Herring and Class Struggle

Capitalism came late to Iceland. At the end of the 19th century this large, wind-swept, thinly populated island was made up of small towns, farms and seasonal fishing stations. Then European capitalists saw another Klondike in the herring-rich waters of the north Atlantic..

Thursday 22 December 2016

Iceland's fishing workers vote and strike again

Iceland's fishing workers have voted again to reject the deal negotiated between the employers' association of fisheries companies, SFS and the unions in Sjómannasamband Íslands.

On a 67.7 percent turnout—743 of the 1,098 members of Sjómannasamband Íslands eligible to vote, over 75 percent (562 members) voted to reject the deal. Some 23.82 percent—177 voted to accept it and the indefinite strike restarted from 8pm, 14 December.

The issues at stake include crew levels, the cost of work clothing, holidays, accident and sick pay, the price paid for the sailors' share of the catch and the amount of the value of the catch that the employers are able to keep to cover fuel costs. And the trawler owners do not want to pay for the workers to travel home when they land away from their home port.

The next negotiation meeting is expected to be on 5 January 2017. 

If the strike were to continue, fish workers in factories in Iceland and the Westman Islands could be laid off, although they will be able to get unemployment benefit to tide them over. 

But the factory workers and the fishers have the same interests against the owners/employers, because their work is the source of all the profit made by the fisheries companies from fish on the world market. We should remember just how rich their work makes the owners, as I noted in an earlier post
An article published in Iceland last month says that Þorsteinn Már and his and his ex-wife Helga S. Guðmundsdóttir have been paid some 3.5 billion ISK over the last six years from the company Steinn Ehf. which holds their shares in Samherji..this amounts to nearly 6.5 percent of last year's budget for the National Hospital in Reykjavik..or the wages of 13,500 people on the minimum wage in 2016.
So it would be in the interests of both the fishers and the fish factory workers for the factory unions to ballot and the workers to come out on strike in solidarity with the sailors and to improve their own pay and conditions.
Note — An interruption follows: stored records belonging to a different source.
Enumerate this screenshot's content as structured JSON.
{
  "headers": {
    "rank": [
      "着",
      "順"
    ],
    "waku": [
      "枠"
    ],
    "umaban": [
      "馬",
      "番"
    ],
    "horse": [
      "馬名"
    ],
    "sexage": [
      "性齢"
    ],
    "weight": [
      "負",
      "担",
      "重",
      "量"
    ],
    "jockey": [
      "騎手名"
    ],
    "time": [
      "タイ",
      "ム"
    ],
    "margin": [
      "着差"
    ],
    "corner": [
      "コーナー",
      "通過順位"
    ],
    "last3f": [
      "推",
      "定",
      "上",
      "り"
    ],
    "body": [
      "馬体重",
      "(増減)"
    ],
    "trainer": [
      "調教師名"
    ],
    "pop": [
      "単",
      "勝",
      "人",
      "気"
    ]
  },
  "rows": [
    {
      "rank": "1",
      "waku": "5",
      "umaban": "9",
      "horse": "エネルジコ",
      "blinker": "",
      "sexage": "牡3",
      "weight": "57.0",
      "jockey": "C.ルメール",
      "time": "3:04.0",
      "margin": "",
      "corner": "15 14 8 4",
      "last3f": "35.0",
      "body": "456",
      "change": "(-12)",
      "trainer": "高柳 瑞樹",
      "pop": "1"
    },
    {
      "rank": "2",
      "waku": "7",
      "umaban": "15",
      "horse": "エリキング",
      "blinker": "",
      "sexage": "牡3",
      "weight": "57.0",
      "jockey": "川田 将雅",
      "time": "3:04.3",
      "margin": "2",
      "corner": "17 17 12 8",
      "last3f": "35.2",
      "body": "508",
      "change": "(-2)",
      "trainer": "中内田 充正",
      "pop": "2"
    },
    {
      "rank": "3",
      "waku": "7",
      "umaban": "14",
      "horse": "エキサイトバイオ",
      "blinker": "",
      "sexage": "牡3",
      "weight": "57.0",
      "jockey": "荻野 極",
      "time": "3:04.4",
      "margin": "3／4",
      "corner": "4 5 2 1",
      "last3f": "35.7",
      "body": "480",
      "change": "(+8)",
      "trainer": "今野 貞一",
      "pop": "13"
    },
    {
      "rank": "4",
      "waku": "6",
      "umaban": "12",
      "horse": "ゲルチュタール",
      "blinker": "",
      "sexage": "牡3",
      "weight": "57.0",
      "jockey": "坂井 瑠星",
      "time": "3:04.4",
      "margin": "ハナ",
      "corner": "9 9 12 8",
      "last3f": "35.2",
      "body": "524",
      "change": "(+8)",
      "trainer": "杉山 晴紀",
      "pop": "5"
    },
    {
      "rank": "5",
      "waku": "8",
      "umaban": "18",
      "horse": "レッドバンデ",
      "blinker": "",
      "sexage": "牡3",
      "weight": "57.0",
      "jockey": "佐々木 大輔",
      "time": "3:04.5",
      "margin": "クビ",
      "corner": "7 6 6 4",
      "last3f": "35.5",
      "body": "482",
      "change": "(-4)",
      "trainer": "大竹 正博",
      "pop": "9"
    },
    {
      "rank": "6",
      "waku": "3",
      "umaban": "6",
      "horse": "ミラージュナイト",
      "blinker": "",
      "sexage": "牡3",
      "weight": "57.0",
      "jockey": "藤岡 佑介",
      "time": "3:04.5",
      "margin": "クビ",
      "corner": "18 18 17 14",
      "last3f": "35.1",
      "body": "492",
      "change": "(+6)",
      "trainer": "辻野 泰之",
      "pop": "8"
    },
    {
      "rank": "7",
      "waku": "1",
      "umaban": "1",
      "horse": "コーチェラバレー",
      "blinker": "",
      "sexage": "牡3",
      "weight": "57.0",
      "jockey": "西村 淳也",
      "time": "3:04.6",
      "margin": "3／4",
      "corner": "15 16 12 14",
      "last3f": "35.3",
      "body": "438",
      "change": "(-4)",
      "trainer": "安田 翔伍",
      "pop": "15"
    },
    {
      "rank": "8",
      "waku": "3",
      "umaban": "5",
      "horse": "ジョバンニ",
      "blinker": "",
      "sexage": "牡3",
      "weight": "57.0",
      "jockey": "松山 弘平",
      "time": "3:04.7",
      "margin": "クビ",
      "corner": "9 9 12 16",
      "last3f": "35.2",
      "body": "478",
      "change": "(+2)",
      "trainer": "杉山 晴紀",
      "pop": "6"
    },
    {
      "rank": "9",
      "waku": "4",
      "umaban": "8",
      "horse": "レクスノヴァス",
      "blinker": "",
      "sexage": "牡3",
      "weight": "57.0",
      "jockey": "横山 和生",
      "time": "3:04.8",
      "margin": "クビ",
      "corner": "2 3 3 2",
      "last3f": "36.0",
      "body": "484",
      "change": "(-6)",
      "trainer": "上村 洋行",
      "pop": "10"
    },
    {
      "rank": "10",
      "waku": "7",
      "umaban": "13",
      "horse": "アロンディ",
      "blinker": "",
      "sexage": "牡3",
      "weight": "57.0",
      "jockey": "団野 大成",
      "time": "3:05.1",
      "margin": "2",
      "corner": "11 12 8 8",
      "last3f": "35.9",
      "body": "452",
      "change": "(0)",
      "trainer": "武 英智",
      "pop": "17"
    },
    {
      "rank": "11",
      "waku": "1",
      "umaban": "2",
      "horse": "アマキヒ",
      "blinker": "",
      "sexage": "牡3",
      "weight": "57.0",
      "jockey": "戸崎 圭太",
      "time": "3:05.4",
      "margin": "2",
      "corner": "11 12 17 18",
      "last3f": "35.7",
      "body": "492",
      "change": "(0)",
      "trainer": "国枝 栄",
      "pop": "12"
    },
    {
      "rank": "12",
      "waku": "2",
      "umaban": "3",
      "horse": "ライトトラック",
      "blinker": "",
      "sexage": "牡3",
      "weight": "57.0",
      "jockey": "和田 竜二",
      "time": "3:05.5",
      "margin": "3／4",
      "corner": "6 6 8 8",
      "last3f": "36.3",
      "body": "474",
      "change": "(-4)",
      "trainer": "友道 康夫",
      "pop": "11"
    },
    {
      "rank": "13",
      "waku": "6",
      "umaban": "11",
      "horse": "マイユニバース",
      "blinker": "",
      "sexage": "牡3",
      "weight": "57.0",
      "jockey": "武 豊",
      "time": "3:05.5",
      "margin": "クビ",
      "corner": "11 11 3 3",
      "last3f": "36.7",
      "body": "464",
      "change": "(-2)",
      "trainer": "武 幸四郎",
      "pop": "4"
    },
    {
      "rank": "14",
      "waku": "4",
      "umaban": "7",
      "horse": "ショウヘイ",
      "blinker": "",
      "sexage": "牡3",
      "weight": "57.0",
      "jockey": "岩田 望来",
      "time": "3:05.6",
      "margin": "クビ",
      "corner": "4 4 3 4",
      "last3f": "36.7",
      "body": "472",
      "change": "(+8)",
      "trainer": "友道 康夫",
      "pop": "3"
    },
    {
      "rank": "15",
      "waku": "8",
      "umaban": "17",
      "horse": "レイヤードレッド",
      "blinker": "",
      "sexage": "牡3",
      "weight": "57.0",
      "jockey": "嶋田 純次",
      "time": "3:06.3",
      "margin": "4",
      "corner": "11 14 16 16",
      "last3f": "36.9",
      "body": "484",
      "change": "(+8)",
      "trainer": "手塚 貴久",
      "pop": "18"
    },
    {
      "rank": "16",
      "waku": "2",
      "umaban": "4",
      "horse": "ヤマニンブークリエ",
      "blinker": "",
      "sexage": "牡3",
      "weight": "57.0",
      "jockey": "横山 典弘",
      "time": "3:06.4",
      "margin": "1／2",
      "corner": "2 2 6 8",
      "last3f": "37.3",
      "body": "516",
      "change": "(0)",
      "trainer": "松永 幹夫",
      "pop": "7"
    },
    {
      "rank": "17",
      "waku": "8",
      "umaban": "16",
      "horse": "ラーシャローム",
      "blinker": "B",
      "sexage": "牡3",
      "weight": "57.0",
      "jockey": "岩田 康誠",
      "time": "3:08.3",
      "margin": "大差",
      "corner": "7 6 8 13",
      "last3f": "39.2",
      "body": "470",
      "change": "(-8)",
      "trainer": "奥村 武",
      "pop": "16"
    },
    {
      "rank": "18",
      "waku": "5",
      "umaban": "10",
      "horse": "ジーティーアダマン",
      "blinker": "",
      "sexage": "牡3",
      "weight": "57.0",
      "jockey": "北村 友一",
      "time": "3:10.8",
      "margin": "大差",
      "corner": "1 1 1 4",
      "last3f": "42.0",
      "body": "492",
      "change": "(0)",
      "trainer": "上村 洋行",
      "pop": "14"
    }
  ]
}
Anything is possible. Solidarity and victory to the strikers. Áfram sjómenn!